Researchers from the Imperial College London and the University of Glasgow compared the impacts of supplementation with dietary fibre inulin alone with a novel inulin-propionate ester (IPE) combination. The team were now looking at partnering with members of the food industry to market the satiety ingredient.
Propionate stimulates the release of hormones in the gut that reduce hunger and is naturally generated when dietary fibre is fermented by microbes in the gut. However the ingredient provides higher levels than it’s possible to achieve though a normal diet, they said.
In an initial test 20 participants were given either IPE or inulin alone and told to eat as much as they wanted from a buffet. The IPE group had higher levels of appetite-reducing hormones in their blood and ate 14% less than the inulin group.
In a second phase, 60 overweight participants were given either IPE as a powder to add to food or inulin for a period of 24 weeks. In the IPE group, 1/25 people gained a further 3% or more of their total body weight while for inulin this was 6/24.
No participants in the IPE group gained over 5%, while four people did in the inulin group. At the end of the 24 weeks, the IPE volunteers had less fat in their abdomens and livers compared to the inulin group.
Going to market
Professor Gary Frost, who led the study, said: "This small, proof-of-principle study shows encouraging signs that supplementing one's diet with the ingredient we've developed prevents weight gain in overweight people. You need to eat it regularly to have an effect. We're exploring what kinds of foods it could be added to, but something like bread or fruit smoothies might work well."
Tech firm Imperial Innovations is now working with Frost and his colleagues to take the ingredient to market, with particular focus on inclusions which would have the widest impact. The team is seeking interested food industry partners.
Dr Douglas Morrison, who is also working on the project, said: "There is significant interest in how food components like dietary fibre interact with gut microbes to influence health, but much of the evidence we rely upon comes from laboratory and animal studies.

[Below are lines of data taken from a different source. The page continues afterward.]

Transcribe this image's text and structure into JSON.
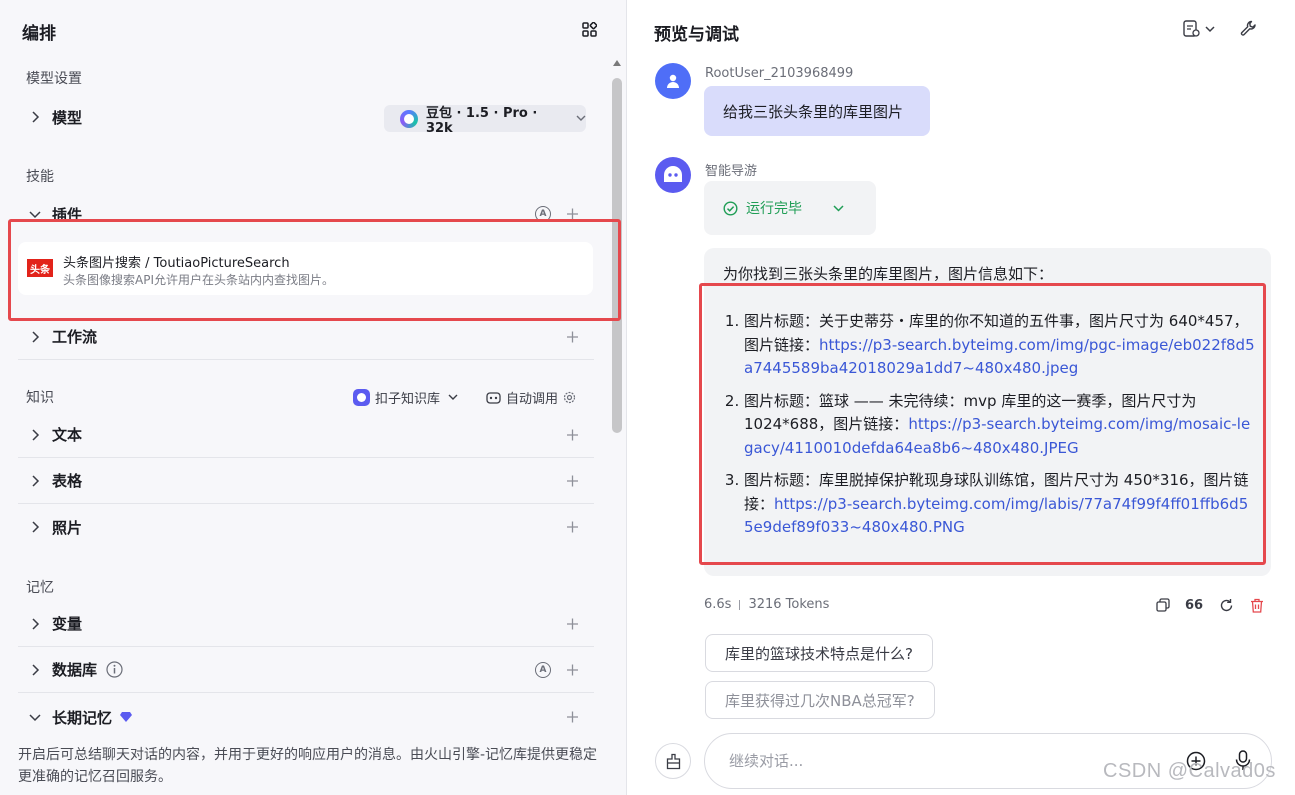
{
  "left": {
    "title": "编排",
    "model_section": {
      "label": "模型设置",
      "model_row": "模型",
      "model_name": "豆包 · 1.5 · Pro · 32k"
    },
    "skills_section": {
      "label": "技能",
      "plugins_row": "插件",
      "plugin": {
        "logo_text": "头条",
        "name": "头条图片搜索 / ToutiaoPictureSearch",
        "description": "头条图像搜索API允许用户在头条站内内查找图片。"
      },
      "workflow_row": "工作流"
    },
    "knowledge_section": {
      "label": "知识",
      "kb_select": "扣子知识库",
      "auto_call": "自动调用",
      "rows": [
        "文本",
        "表格",
        "照片"
      ]
    },
    "memory_section": {
      "label": "记忆",
      "variables_row": "变量",
      "database_row": "数据库",
      "long_term_row": "长期记忆",
      "description": "开启后可总结聊天对话的内容，并用于更好的响应用户的消息。由火山引擎-记忆库提供更稳定更准确的记忆召回服务。"
    },
    "icon_letter": "A"
  },
  "right": {
    "title": "预览与调试",
    "user": {
      "name": "RootUser_2103968499",
      "message": "给我三张头条里的库里图片"
    },
    "bot": {
      "name": "智能导游",
      "status": "运行完毕",
      "intro": "为你找到三张头条里的库里图片，图片信息如下：",
      "items": [
        {
          "text": "图片标题：关于史蒂芬・库里的你不知道的五件事，图片尺寸为 640*457，图片链接：",
          "link": "https://p3-search.byteimg.com/img/pgc-image/eb022f8d5a7445589ba42018029a1dd7~480x480.jpeg"
        },
        {
          "text": "图片标题：篮球 —— 未完待续：mvp 库里的这一赛季，图片尺寸为 1024*688，图片链接：",
          "link": "https://p3-search.byteimg.com/img/mosaic-legacy/4110010defda64ea8b6~480x480.JPEG"
        },
        {
          "text": "图片标题：库里脱掉保护靴现身球队训练馆，图片尺寸为 450*316，图片链接：",
          "link": "https://p3-search.byteimg.com/img/labis/77a74f99f4ff01ffb6d55e9def89f033~480x480.PNG"
        }
      ],
      "time": "6.6s",
      "tokens": "3216 Tokens",
      "quote_label": "66"
    },
    "suggestions": [
      "库里的篮球技术特点是什么?",
      "库里获得过几次NBA总冠军?"
    ],
    "input_placeholder": "继续对话...",
    "watermark": "CSDN @Calvad0s"
  },
  "colors": {
    "accent": "#4f6ef7",
    "highlight_box": "#e5484d",
    "success": "#1f9d55",
    "link": "#3a57d6",
    "danger": "#e5484d"
  }
}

It is often difficult to translate these findings directly into successful human interventions.
"Packaging propionate up to more efficiently deliver it to the large intestine has allowed us to make direct observations in humans that propionate may play an important role in weight management. These exciting findings could at last open up new ways to manipulate gut microbes to improve health and prevent disease."

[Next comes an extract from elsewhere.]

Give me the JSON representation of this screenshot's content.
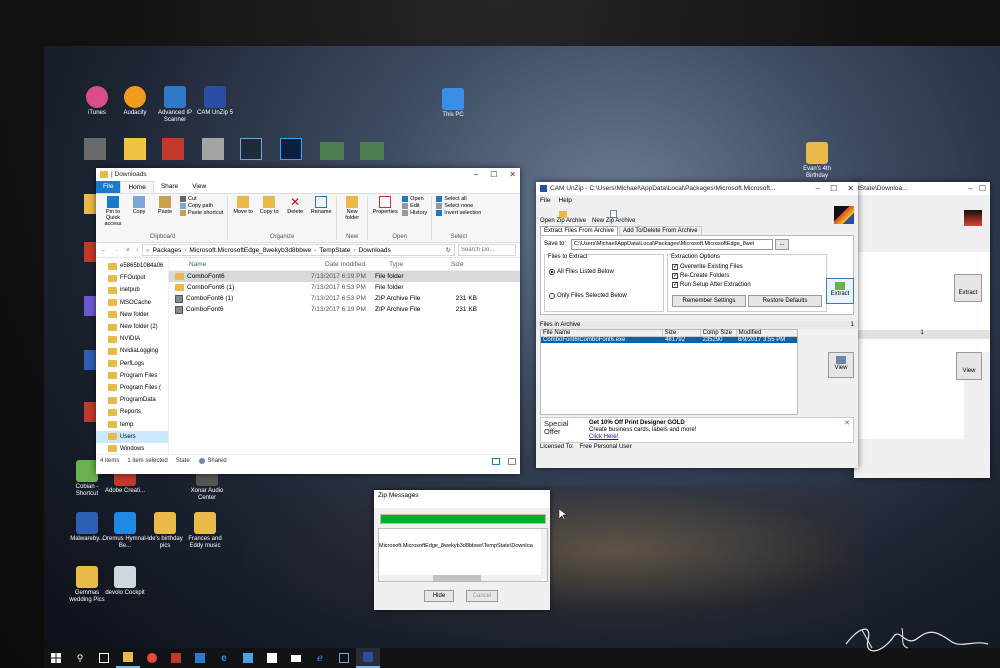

Published online ahead of print, doi:10.1136/gutjnl-2014-307913
“Effects of targeted delivery of propionate to the human colon on appetite regulation, body weight maintenance and adiposity in overweight adults”
Authors: E. S. Chambers, A. Viardot, A. Psichas, D. J. Morrison, K. G. Murphy, S. E. K Zac-Varghese, K. MacDougall, T. Preston, C. Tedford, G. S. Finlayson, J. E. Blundell, J. D. Bell, E. L. Thomas, S. Mt-Isa, D. Ashby, G. R. Gibson, S. Kolida, W. S. Dhillo, S. R. Bloom, W. Morley, S. Clegg and G. Frost